  • Any song you download from iTunes has DRM on it. You can only have iTunes accounts on three computers, and those songs are very restricted. This is doubly stupid. Not only is DRM a bad idea, but each of those songs is available on CD without DRM. iTunes DRM’s its songs because the big music companies say so, but then they release unlocked CDs (which is a great thing) that you can rip.

And get this — DRM doesn’t, for the most part, do a thing except annoy people.  Pirates have cracked every DRM scheme out there.  Any file with DRM is available on BitTorrent without it.

Help spread awareness:  DRM is bad.

The Big Skinny

The Big Skinny is a wallet specially designed to be really, really thin. It is.

In my quest for a ridiculously thin wallet wallet, I tried duct tape, paper, heat-fused plastic bags, credit cards, and will soon even try one made out of old Big Skinnycomputer keyboard insides. But the thinnest I’ve used thus far is the Big Skinny. My old wallet, one that my grandfather made out of leather, was about 3/4 of an inch think.  The plastic-bag wallet was 1/2 inch think.  The duct tape one was about a centimeter and a half thick.  The credit card one fell apart (my fault, not the design’s). The paper wallet was about a centimeter thick but had to get remade too often..  The Big Skinny is just 5 mm and is very durable.  Each wallet contained approx. the same material:  always 4 cards, 4 pieces of paper, and variable numbers of bills.

The model I have is the Sport, except mine is black.  It comes in black, blue, red, and tan.  I love it.

More Great Authors

Here’s another list of really good books.

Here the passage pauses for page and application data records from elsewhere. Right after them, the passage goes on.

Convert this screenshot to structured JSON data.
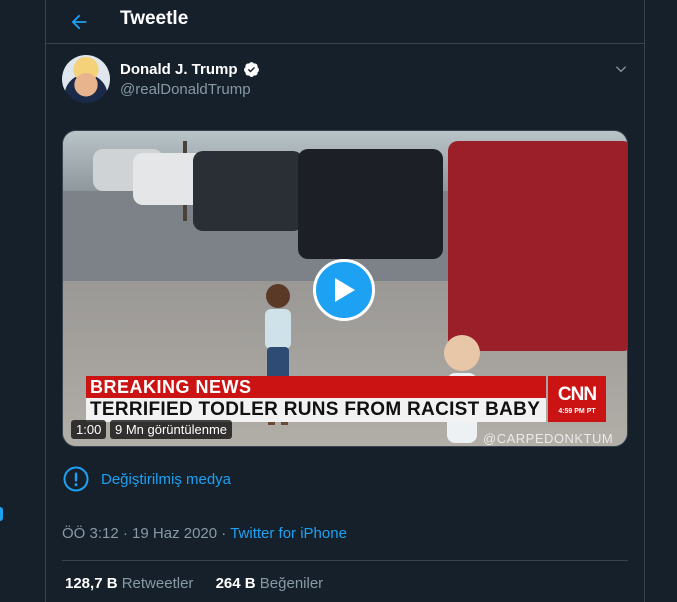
{
  "header": {
    "title": "Tweetle",
    "back_icon": "arrow-left-icon"
  },
  "tweet": {
    "author_name": "Donald J. Trump",
    "verified": true,
    "handle": "@realDonaldTrump",
    "media": {
      "breaking_label": "BREAKING NEWS",
      "headline": "TERRIFIED TODLER RUNS FROM RACIST BABY",
      "network_logo": "CNN",
      "broadcast_time": "4:59 PM PT",
      "watermark": "@CARPEDONKTUM",
      "duration": "1:00",
      "views": "9 Mn görüntülenme"
    },
    "media_notice": "Değiştirilmiş medya",
    "time": "ÖÖ 3:12",
    "date": "19 Haz 2020",
    "source": "Twitter for iPhone",
    "separator": "·",
    "retweets_count": "128,7 B",
    "retweets_label": "Retweetler",
    "likes_count": "264 B",
    "likes_label": "Beğeniler"
  },
  "colors": {
    "background": "#15202b",
    "accent": "#1da1f2",
    "muted": "#8899a6",
    "border": "#38444d"
  }
}
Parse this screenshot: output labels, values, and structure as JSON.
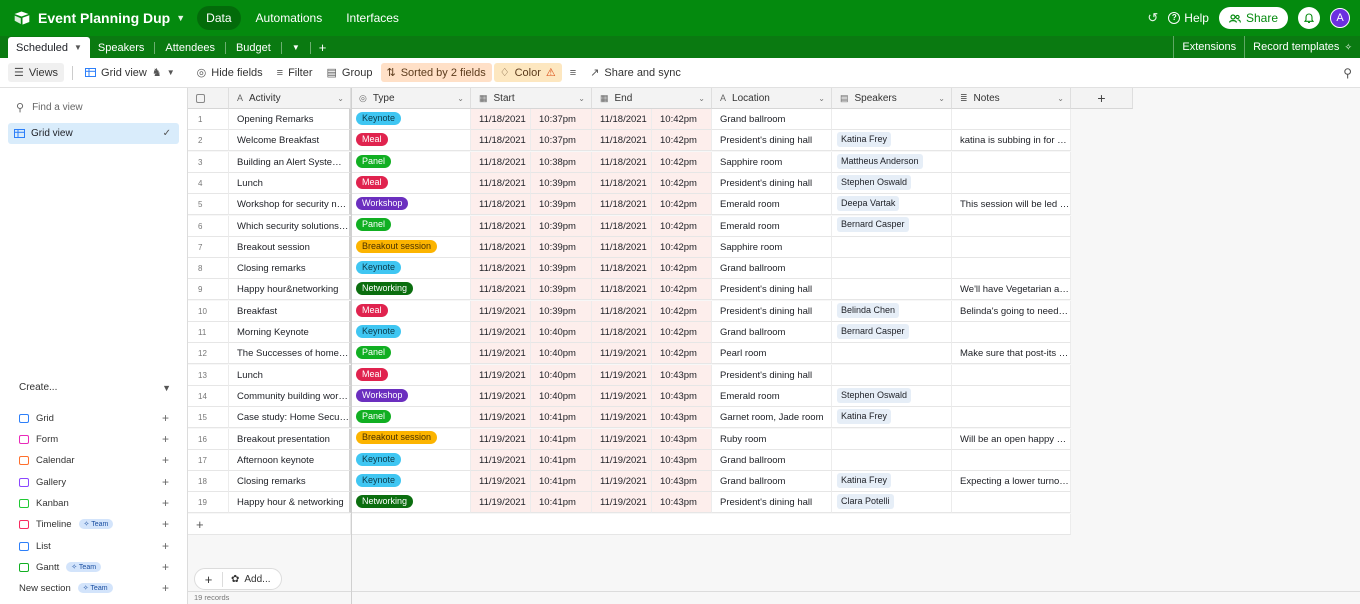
{
  "app": {
    "base_title": "Event Planning Dup",
    "nav": [
      "Data",
      "Automations",
      "Interfaces"
    ],
    "help": "Help",
    "share": "Share",
    "avatar_initial": "A",
    "accent": "#048a0e"
  },
  "tables": {
    "active": "Scheduled",
    "others": [
      "Speakers",
      "Attendees",
      "Budget"
    ],
    "extensions": "Extensions",
    "record_templates": "Record templates"
  },
  "viewbar": {
    "views": "Views",
    "grid_view": "Grid view",
    "hide_fields": "Hide fields",
    "filter": "Filter",
    "group": "Group",
    "sorted": "Sorted by 2 fields",
    "color": "Color",
    "share_sync": "Share and sync"
  },
  "sidebar": {
    "find_placeholder": "Find a view",
    "current_view": "Grid view",
    "create_label": "Create...",
    "create_items": [
      {
        "label": "Grid",
        "icon": "grid-icon",
        "color": "#2d7ff9",
        "team": ""
      },
      {
        "label": "Form",
        "icon": "form-icon",
        "color": "#e929ba",
        "team": ""
      },
      {
        "label": "Calendar",
        "icon": "calendar-icon",
        "color": "#ff6f2c",
        "team": ""
      },
      {
        "label": "Gallery",
        "icon": "gallery-icon",
        "color": "#8b46ff",
        "team": ""
      },
      {
        "label": "Kanban",
        "icon": "kanban-icon",
        "color": "#20c933",
        "team": ""
      },
      {
        "label": "Timeline",
        "icon": "timeline-icon",
        "color": "#f82b60",
        "team": "Team"
      },
      {
        "label": "List",
        "icon": "list-icon",
        "color": "#2d7ff9",
        "team": ""
      },
      {
        "label": "Gantt",
        "icon": "gantt-icon",
        "color": "#11af22",
        "team": "Team"
      },
      {
        "label": "New section",
        "icon": "",
        "color": "",
        "team": "Team"
      }
    ]
  },
  "grid": {
    "columns": [
      "Activity",
      "Type",
      "Start",
      "End",
      "Location",
      "Speakers",
      "Notes"
    ],
    "type_colors": {
      "Keynote": {
        "bg": "#3fc6f2",
        "fg": "#0b3a4a"
      },
      "Meal": {
        "bg": "#e0234e",
        "fg": "#ffffff"
      },
      "Panel": {
        "bg": "#11af22",
        "fg": "#ffffff"
      },
      "Workshop": {
        "bg": "#6b2fbf",
        "fg": "#ffffff"
      },
      "Breakout session": {
        "bg": "#fcb400",
        "fg": "#4a3200"
      },
      "Networking": {
        "bg": "#0b6e0f",
        "fg": "#ffffff"
      }
    },
    "rows": [
      {
        "n": "1",
        "activity": "Opening Remarks",
        "type": "Keynote",
        "start_date": "11/18/2021",
        "start_time": "10:37pm",
        "end_date": "11/18/2021",
        "end_time": "10:42pm",
        "location": "Grand ballroom",
        "speaker": "",
        "notes": ""
      },
      {
        "n": "2",
        "activity": "Welcome Breakfast",
        "type": "Meal",
        "start_date": "11/18/2021",
        "start_time": "10:37pm",
        "end_date": "11/18/2021",
        "end_time": "10:42pm",
        "location": "President's dining hall",
        "speaker": "Katina Frey",
        "notes": "katina is subbing in for Rus..."
      },
      {
        "n": "3",
        "activity": "Building an Alert System th...",
        "type": "Panel",
        "start_date": "11/18/2021",
        "start_time": "10:38pm",
        "end_date": "11/18/2021",
        "end_time": "10:42pm",
        "location": "Sapphire room",
        "speaker": "Mattheus Anderson",
        "notes": ""
      },
      {
        "n": "4",
        "activity": "Lunch",
        "type": "Meal",
        "start_date": "11/18/2021",
        "start_time": "10:39pm",
        "end_date": "11/18/2021",
        "end_time": "10:42pm",
        "location": "President's dining hall",
        "speaker": "Stephen Oswald",
        "notes": ""
      },
      {
        "n": "5",
        "activity": "Workshop for security noti...",
        "type": "Workshop",
        "start_date": "11/18/2021",
        "start_time": "10:39pm",
        "end_date": "11/18/2021",
        "end_time": "10:42pm",
        "location": "Emerald room",
        "speaker": "Deepa Vartak",
        "notes": "This session will be led by ..."
      },
      {
        "n": "6",
        "activity": "Which security solutions is ...",
        "type": "Panel",
        "start_date": "11/18/2021",
        "start_time": "10:39pm",
        "end_date": "11/18/2021",
        "end_time": "10:42pm",
        "location": "Emerald room",
        "speaker": "Bernard Casper",
        "notes": ""
      },
      {
        "n": "7",
        "activity": "Breakout session",
        "type": "Breakout session",
        "start_date": "11/18/2021",
        "start_time": "10:39pm",
        "end_date": "11/18/2021",
        "end_time": "10:42pm",
        "location": "Sapphire room",
        "speaker": "",
        "notes": ""
      },
      {
        "n": "8",
        "activity": "Closing remarks",
        "type": "Keynote",
        "start_date": "11/18/2021",
        "start_time": "10:39pm",
        "end_date": "11/18/2021",
        "end_time": "10:42pm",
        "location": "Grand ballroom",
        "speaker": "",
        "notes": ""
      },
      {
        "n": "9",
        "activity": "Happy hour&networking",
        "type": "Networking",
        "start_date": "11/18/2021",
        "start_time": "10:39pm",
        "end_date": "11/18/2021",
        "end_time": "10:42pm",
        "location": "President's dining hall",
        "speaker": "",
        "notes": "We'll have Vegetarian and ..."
      },
      {
        "n": "10",
        "activity": "Breakfast",
        "type": "Meal",
        "start_date": "11/19/2021",
        "start_time": "10:39pm",
        "end_date": "11/18/2021",
        "end_time": "10:42pm",
        "location": "President's dining hall",
        "speaker": "Belinda Chen",
        "notes": "Belinda's going to need a p..."
      },
      {
        "n": "11",
        "activity": "Morning Keynote",
        "type": "Keynote",
        "start_date": "11/19/2021",
        "start_time": "10:40pm",
        "end_date": "11/18/2021",
        "end_time": "10:42pm",
        "location": "Grand ballroom",
        "speaker": "Bernard Casper",
        "notes": ""
      },
      {
        "n": "12",
        "activity": "The Successes of home sec...",
        "type": "Panel",
        "start_date": "11/19/2021",
        "start_time": "10:40pm",
        "end_date": "11/19/2021",
        "end_time": "10:42pm",
        "location": "Pearl room",
        "speaker": "",
        "notes": "Make sure that post-its are..."
      },
      {
        "n": "13",
        "activity": "Lunch",
        "type": "Meal",
        "start_date": "11/19/2021",
        "start_time": "10:40pm",
        "end_date": "11/19/2021",
        "end_time": "10:43pm",
        "location": "President's dining hall",
        "speaker": "",
        "notes": ""
      },
      {
        "n": "14",
        "activity": "Community building works...",
        "type": "Workshop",
        "start_date": "11/19/2021",
        "start_time": "10:40pm",
        "end_date": "11/19/2021",
        "end_time": "10:43pm",
        "location": "Emerald room",
        "speaker": "Stephen Oswald",
        "notes": ""
      },
      {
        "n": "15",
        "activity": "Case study: Home SecurTech",
        "type": "Panel",
        "start_date": "11/19/2021",
        "start_time": "10:41pm",
        "end_date": "11/19/2021",
        "end_time": "10:43pm",
        "location": "Garnet room, Jade room",
        "speaker": "Katina Frey",
        "notes": ""
      },
      {
        "n": "16",
        "activity": "Breakout presentation",
        "type": "Breakout session",
        "start_date": "11/19/2021",
        "start_time": "10:41pm",
        "end_date": "11/19/2021",
        "end_time": "10:43pm",
        "location": "Ruby room",
        "speaker": "",
        "notes": "Will be an open happy hour"
      },
      {
        "n": "17",
        "activity": "Afternoon keynote",
        "type": "Keynote",
        "start_date": "11/19/2021",
        "start_time": "10:41pm",
        "end_date": "11/19/2021",
        "end_time": "10:43pm",
        "location": "Grand ballroom",
        "speaker": "",
        "notes": ""
      },
      {
        "n": "18",
        "activity": "Closing remarks",
        "type": "Keynote",
        "start_date": "11/19/2021",
        "start_time": "10:41pm",
        "end_date": "11/19/2021",
        "end_time": "10:43pm",
        "location": "Grand ballroom",
        "speaker": "Katina Frey",
        "notes": "Expecting a lower turnout ..."
      },
      {
        "n": "19",
        "activity": "Happy hour & networking",
        "type": "Networking",
        "start_date": "11/19/2021",
        "start_time": "10:41pm",
        "end_date": "11/19/2021",
        "end_time": "10:43pm",
        "location": "President's dining hall",
        "speaker": "Clara Potelli",
        "notes": ""
      }
    ],
    "add_label": "Add...",
    "record_count": "19 records"
  }
}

All of them are, as before, highly recommended.

Also, see up at the top where it says Home and About? There should also be one that says Books. Clicking on it will result in a list of books. Thus far it contains the contents of this post and this older one.

Without further ado, here are the authors, in no particular order:

  • Stephen Hunt, who wrote The Court of the Air, a fantastical steampunk-y adventure to save the world.
  • Orson Scott Card, who is, of course, the author of Ender’s Game and all of its prequels, sequels, and parallels.
  • Neal Stephenson, who wrote Cryptonomicon, a book about adventure and cryptography, Zodiac, an excellent eco-thriller, The Diamond Age, about a nanotech-filled future, and my personal favorite Snow Crash about a katana-weilding hacker named Hiro who is also a pizza deliveryman for the Mafia.
  • Daniel Suarez, the author of Daemon and its sequel FreedomTM, about a computer program that takes over the world in an effort to restore actual democracy. I read both of them in a day; they’re very, very good.
  • Charles Stross, who has written many books. My favorites are Accelerando (about the singularity), Glasshouse (a “loose sequal” to Accelerando; about a group of people trapped in a virtual world), Saturn’s Children (about a group of humanoform robots at the heart of a conspiracy), and The Atrocity Archives (about using math to connect to other universes and bring through entities.
  • Katherine Neville, who wrote The Eight, about a chess set that may hold the secret to the Elixir of Life.

Sorry this post is kinda short, but there’s twelve books there. That should last you for a while. Don’t forget to check out the Books page from time to time to find a new book to read!